Text me so I can know if you’re safe? Are you still in Boston? Please tell me you’re home and not still in Boston? Are u ok?
I had already flown home and I was OK. But these are just of the few of the many text messages I received yesterday after news broke of the horrific explosions near the finish line of the Boston Marathon, killing three people and injuring at least 176.
Like many people in the specialty coffee business, I was in Boston for the 2013 SCAA Event, which was a success on all fronts: The trade show floor was a hive of innovative products and creative people; the community spirit in the activities center was palpable and inspiring among roasters and barista competitors alike; and speakers throughout the event routinely referred to the concept of community through all links in the coffee supply chain, from seed to cup.

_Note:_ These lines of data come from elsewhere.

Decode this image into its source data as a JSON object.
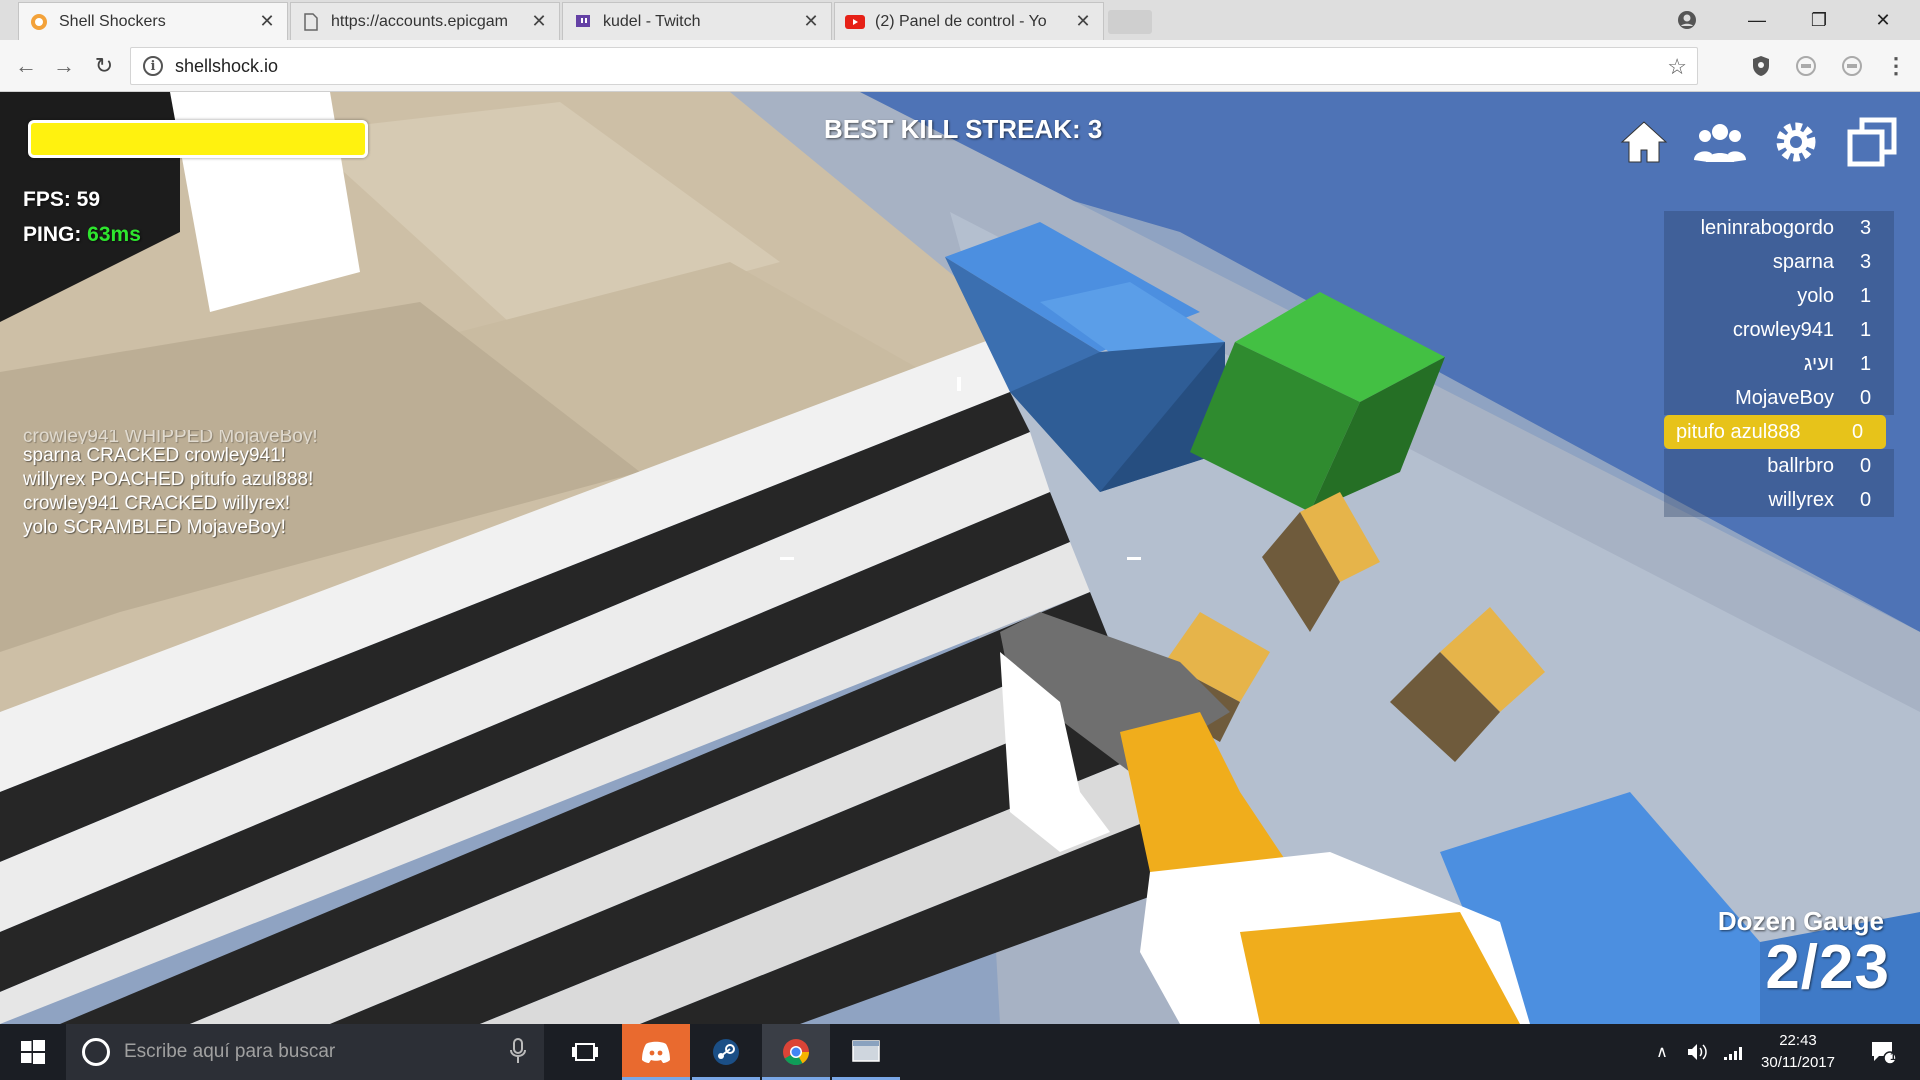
{
  "browser": {
    "tabs": [
      {
        "title": "Shell Shockers",
        "active": true
      },
      {
        "title": "https://accounts.epicgam",
        "active": false
      },
      {
        "title": "kudel - Twitch",
        "active": false
      },
      {
        "title": "(2) Panel de control - Yo",
        "active": false
      }
    ],
    "url": "shellshock.io"
  },
  "hud": {
    "health_fraction": 1.0,
    "fps_label": "FPS: 59",
    "ping_label": "PING: ",
    "ping_value": "63ms",
    "best_kill_streak": "BEST KILL STREAK: 3",
    "killfeed": [
      "crowley941 WHIPPED MojaveBoy!",
      "sparna CRACKED crowley941!",
      "willyrex POACHED pitufo azul888!",
      "crowley941 CRACKED willyrex!",
      "yolo SCRAMBLED MojaveBoy!"
    ],
    "scoreboard": [
      {
        "name": "leninrabogordo",
        "score": "3",
        "me": false
      },
      {
        "name": "sparna",
        "score": "3",
        "me": false
      },
      {
        "name": "yolo",
        "score": "1",
        "me": false
      },
      {
        "name": "crowley941",
        "score": "1",
        "me": false
      },
      {
        "name": "ועיג",
        "score": "1",
        "me": false
      },
      {
        "name": "MojaveBoy",
        "score": "0",
        "me": false
      },
      {
        "name": "pitufo azul888",
        "score": "0",
        "me": true
      },
      {
        "name": "ballrbro",
        "score": "0",
        "me": false
      },
      {
        "name": "willyrex",
        "score": "0",
        "me": false
      }
    ],
    "weapon_name": "Dozen Gauge",
    "ammo": "2/23",
    "icons": [
      "home-icon",
      "friends-icon",
      "settings-icon",
      "fullscreen-icon"
    ]
  },
  "taskbar": {
    "search_placeholder": "Escribe aquí para buscar",
    "time": "22:43",
    "date": "30/11/2017",
    "notification_count": "1",
    "apps": [
      "discord-icon",
      "steam-icon",
      "chrome-icon",
      "game-window-icon"
    ]
  },
  "colors": {
    "health": "#fff20f",
    "ping_ok": "#2ee62e",
    "highlight_row": "#e7c31a"
  }
}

In so many ways, the gathering in Boston was a perfect reflection of an industry that relies on community building and stewardship for its very survival.

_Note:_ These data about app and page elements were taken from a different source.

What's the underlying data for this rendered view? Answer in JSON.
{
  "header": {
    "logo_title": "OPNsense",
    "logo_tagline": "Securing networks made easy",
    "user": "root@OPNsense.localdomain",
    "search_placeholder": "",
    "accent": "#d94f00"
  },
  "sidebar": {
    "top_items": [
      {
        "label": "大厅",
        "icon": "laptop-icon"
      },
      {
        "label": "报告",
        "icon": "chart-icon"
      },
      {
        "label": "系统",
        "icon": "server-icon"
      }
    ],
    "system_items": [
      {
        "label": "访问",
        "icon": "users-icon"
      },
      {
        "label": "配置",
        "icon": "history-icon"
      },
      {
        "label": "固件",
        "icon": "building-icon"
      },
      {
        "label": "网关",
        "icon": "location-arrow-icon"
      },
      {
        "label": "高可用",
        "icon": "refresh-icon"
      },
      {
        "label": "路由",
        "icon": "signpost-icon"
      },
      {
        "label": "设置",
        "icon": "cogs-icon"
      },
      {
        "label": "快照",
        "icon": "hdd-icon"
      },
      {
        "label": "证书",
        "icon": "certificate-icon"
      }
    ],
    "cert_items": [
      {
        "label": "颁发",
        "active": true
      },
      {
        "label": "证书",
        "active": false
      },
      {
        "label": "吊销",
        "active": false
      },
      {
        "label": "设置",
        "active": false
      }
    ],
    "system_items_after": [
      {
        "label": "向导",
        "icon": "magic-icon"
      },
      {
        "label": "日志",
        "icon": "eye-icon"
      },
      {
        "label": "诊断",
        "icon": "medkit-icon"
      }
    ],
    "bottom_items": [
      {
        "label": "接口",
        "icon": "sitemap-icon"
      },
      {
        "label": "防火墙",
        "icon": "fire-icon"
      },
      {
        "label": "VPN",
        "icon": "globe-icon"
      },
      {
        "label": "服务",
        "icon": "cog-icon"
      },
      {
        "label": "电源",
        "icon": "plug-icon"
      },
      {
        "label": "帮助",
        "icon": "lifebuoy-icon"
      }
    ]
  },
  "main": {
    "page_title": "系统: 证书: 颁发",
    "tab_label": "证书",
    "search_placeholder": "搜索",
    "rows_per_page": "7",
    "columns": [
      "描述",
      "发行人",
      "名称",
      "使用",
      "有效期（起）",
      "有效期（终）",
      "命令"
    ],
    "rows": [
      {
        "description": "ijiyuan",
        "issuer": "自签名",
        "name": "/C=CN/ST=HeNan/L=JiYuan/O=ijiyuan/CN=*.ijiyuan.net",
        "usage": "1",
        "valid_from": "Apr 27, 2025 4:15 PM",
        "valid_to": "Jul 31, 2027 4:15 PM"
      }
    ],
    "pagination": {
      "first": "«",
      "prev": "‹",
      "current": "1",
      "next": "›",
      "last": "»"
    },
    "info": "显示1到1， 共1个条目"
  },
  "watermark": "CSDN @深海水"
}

The positivity in the coffee community I witnessed at SCAA was in stark contrast to the destructive force that jarred Boston on Monday. And unfortunately for many coffee professionals, this year’s event is likely to be remembered as much for its cruel punctuation as for its many successes. As the heartbreaking stories continue to surface, the cloud that formed on April 15, 2013, has in some ways cast a permanent shadow over the city and our time there.

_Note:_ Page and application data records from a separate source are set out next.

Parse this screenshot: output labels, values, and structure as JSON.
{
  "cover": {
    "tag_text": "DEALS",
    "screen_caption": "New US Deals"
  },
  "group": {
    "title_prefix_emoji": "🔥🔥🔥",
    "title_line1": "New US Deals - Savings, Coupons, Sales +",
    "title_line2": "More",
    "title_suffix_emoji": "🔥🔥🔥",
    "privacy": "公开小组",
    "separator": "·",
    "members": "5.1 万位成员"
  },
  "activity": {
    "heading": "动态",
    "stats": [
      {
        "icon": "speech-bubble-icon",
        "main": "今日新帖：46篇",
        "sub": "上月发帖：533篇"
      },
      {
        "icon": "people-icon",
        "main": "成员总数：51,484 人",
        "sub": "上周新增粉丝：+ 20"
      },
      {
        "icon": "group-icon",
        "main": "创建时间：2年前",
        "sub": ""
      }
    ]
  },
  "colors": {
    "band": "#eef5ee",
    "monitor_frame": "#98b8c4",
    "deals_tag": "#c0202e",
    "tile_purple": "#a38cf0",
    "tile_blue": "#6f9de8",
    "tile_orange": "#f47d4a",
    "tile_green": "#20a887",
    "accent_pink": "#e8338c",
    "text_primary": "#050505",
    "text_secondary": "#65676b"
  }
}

Of course, Boston will endure, and the coffee industry will move forward. But for now, let the positive sense of community we felt in Boston prevail over the randomness and wanton destruction of the weekend’s final act.